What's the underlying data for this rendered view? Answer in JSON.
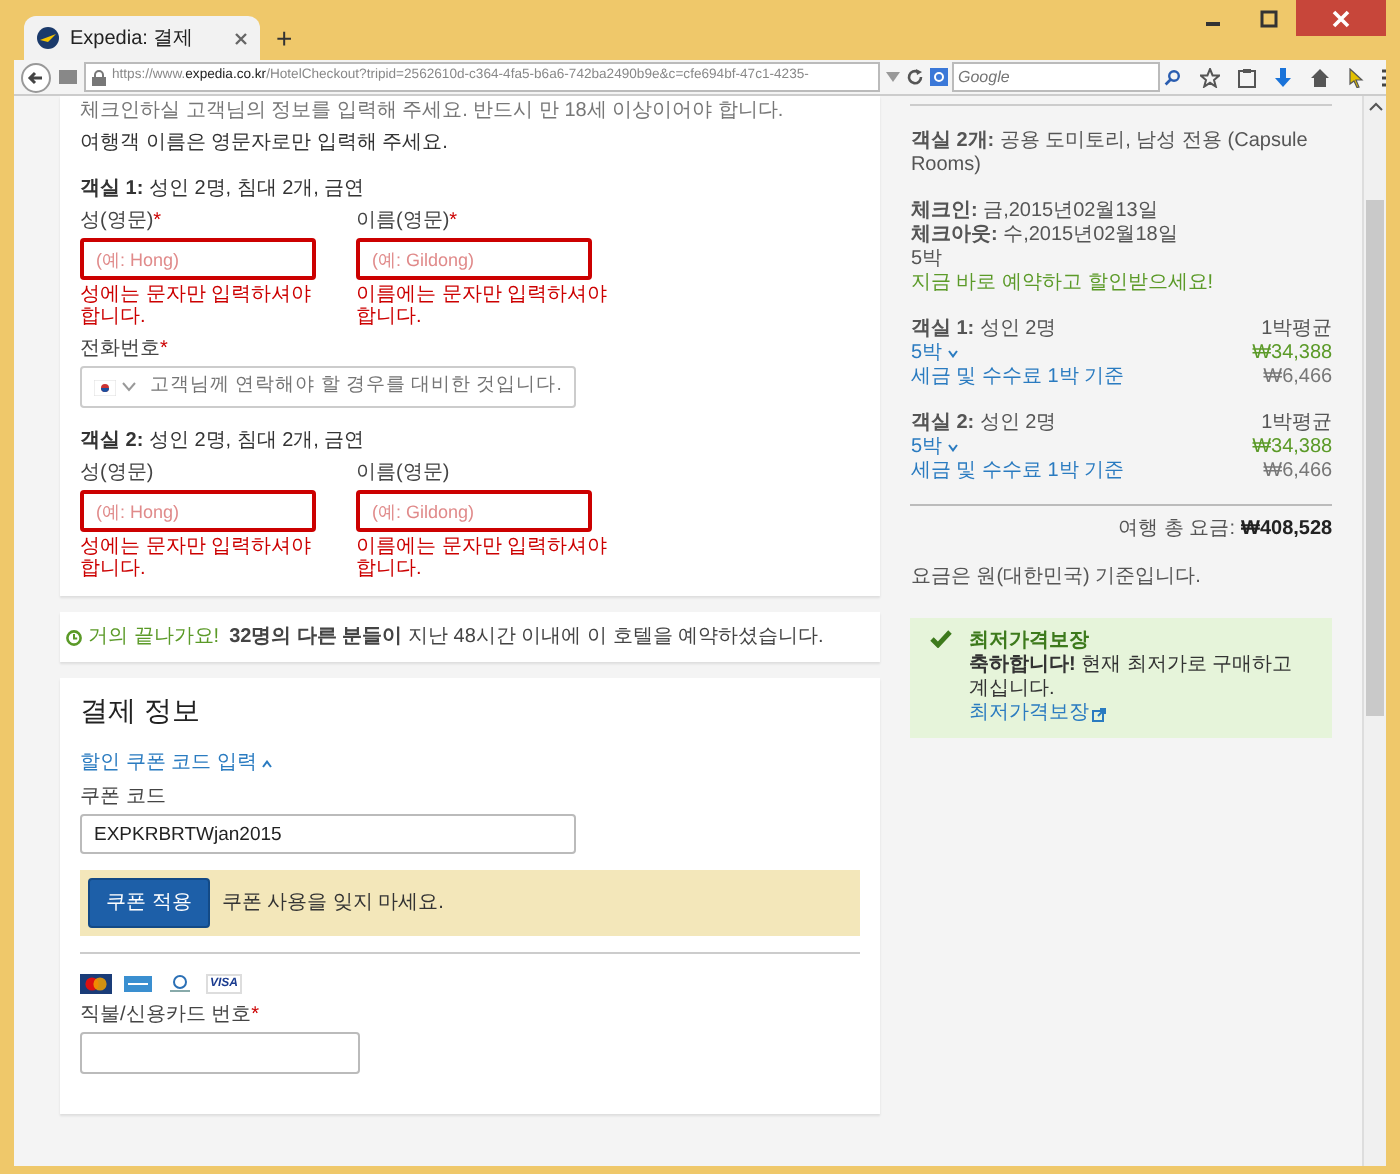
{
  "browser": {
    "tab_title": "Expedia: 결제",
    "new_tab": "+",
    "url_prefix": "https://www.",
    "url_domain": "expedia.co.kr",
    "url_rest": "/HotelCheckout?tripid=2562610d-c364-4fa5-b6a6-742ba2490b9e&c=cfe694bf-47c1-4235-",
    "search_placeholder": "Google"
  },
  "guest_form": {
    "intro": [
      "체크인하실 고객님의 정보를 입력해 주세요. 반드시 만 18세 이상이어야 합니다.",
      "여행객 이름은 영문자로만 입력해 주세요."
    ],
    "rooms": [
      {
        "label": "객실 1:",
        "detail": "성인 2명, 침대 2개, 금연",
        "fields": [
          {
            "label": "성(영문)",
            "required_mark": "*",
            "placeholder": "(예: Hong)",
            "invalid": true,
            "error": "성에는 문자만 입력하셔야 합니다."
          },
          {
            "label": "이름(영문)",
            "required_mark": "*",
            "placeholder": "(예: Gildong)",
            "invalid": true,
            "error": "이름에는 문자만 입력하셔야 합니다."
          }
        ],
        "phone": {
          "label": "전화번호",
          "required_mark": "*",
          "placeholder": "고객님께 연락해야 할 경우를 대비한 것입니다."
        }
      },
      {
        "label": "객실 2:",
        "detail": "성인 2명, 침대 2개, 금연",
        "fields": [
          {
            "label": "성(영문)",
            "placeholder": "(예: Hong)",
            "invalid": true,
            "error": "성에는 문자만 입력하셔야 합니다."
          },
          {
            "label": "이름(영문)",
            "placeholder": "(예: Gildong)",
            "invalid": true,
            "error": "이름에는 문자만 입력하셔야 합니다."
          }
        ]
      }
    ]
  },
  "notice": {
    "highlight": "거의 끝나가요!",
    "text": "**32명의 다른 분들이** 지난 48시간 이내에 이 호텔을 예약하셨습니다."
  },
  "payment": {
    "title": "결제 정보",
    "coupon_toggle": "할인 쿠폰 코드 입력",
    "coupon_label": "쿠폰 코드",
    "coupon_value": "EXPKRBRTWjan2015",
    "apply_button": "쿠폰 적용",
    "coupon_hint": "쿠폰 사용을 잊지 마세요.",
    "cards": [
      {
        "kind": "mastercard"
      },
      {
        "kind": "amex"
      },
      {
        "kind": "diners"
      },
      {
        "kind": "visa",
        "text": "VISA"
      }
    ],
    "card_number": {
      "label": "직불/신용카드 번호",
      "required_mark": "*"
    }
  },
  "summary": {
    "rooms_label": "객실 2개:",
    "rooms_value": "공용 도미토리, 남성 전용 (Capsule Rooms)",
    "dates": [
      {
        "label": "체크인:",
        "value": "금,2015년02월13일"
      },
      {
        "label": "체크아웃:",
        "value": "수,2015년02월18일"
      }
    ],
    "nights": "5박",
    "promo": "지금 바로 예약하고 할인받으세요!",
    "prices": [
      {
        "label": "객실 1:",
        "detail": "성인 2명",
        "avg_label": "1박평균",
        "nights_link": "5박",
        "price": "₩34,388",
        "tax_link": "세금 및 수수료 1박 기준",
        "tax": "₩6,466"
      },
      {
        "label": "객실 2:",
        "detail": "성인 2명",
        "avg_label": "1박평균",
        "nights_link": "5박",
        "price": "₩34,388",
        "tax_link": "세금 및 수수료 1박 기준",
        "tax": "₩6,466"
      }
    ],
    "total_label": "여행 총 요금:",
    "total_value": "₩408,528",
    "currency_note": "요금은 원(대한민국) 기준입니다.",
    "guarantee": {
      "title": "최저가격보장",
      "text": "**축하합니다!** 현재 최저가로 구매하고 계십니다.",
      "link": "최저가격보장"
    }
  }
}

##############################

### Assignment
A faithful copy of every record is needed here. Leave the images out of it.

### Finished task
What's the underlying data for this rendered view? Answer in JSON.
{
  "browser": {
    "tab_title": "Expedia: 결제",
    "new_tab": "+",
    "url_prefix": "https://www.",
    "url_domain": "expedia.co.kr",
    "url_rest": "/HotelCheckout?tripid=2562610d-c364-4fa5-b6a6-742ba2490b9e&c=cfe694bf-47c1-4235-",
    "search_placeholder": "Google"
  },
  "guest_form": {
    "intro": [
      "체크인하실 고객님의 정보를 입력해 주세요. 반드시 만 18세 이상이어야 합니다.",
      "여행객 이름은 영문자로만 입력해 주세요."
    ],
    "rooms": [
      {
        "label": "객실 1:",
        "detail": "성인 2명, 침대 2개, 금연",
        "fields": [
          {
            "label": "성(영문)",
            "required_mark": "*",
            "placeholder": "(예: Hong)",
            "invalid": true,
            "error": "성에는 문자만 입력하셔야 합니다."
          },
          {
            "label": "이름(영문)",
            "required_mark": "*",
            "placeholder": "(예: Gildong)",
            "invalid": true,
            "error": "이름에는 문자만 입력하셔야 합니다."
          }
        ],
        "phone": {
          "label": "전화번호",
          "required_mark": "*",
          "placeholder": "고객님께 연락해야 할 경우를 대비한 것입니다."
        }
      },
      {
        "label": "객실 2:",
        "detail": "성인 2명, 침대 2개, 금연",
        "fields": [
          {
            "label": "성(영문)",
            "placeholder": "(예: Hong)",
            "invalid": true,
            "error": "성에는 문자만 입력하셔야 합니다."
          },
          {
            "label": "이름(영문)",
            "placeholder": "(예: Gildong)",
            "invalid": true,
            "error": "이름에는 문자만 입력하셔야 합니다."
          }
        ]
      }
    ]
  },
  "notice": {
    "highlight": "거의 끝나가요!",
    "text": "**32명의 다른 분들이** 지난 48시간 이내에 이 호텔을 예약하셨습니다."
  },
  "payment": {
    "title": "결제 정보",
    "coupon_toggle": "할인 쿠폰 코드 입력",
    "coupon_label": "쿠폰 코드",
    "coupon_value": "EXPKRBRTWjan2015",
    "apply_button": "쿠폰 적용",
    "coupon_hint": "쿠폰 사용을 잊지 마세요.",
    "cards": [
      {
        "kind": "mastercard"
      },
      {
        "kind": "amex"
      },
      {
        "kind": "diners"
      },
      {
        "kind": "visa",
        "text": "VISA"
      }
    ],
    "card_number": {
      "label": "직불/신용카드 번호",
      "required_mark": "*"
    }
  },
  "summary": {
    "rooms_label": "객실 2개:",
    "rooms_value": "공용 도미토리, 남성 전용 (Capsule Rooms)",
    "dates": [
      {
        "label": "체크인:",
        "value": "금,2015년02월13일"
      },
      {
        "label": "체크아웃:",
        "value": "수,2015년02월18일"
      }
    ],
    "nights": "5박",
    "promo": "지금 바로 예약하고 할인받으세요!",
    "prices": [
      {
        "label": "객실 1:",
        "detail": "성인 2명",
        "avg_label": "1박평균",
        "nights_link": "5박",
        "price": "₩34,388",
        "tax_link": "세금 및 수수료 1박 기준",
        "tax": "₩6,466"
      },
      {
        "label": "객실 2:",
        "detail": "성인 2명",
        "avg_label": "1박평균",
        "nights_link": "5박",
        "price": "₩34,388",
        "tax_link": "세금 및 수수료 1박 기준",
        "tax": "₩6,466"
      }
    ],
    "total_label": "여행 총 요금:",
    "total_value": "₩408,528",
    "currency_note": "요금은 원(대한민국) 기준입니다.",
    "guarantee": {
      "title": "최저가격보장",
      "text": "**축하합니다!** 현재 최저가로 구매하고 계십니다.",
      "link": "최저가격보장"
    }
  }
}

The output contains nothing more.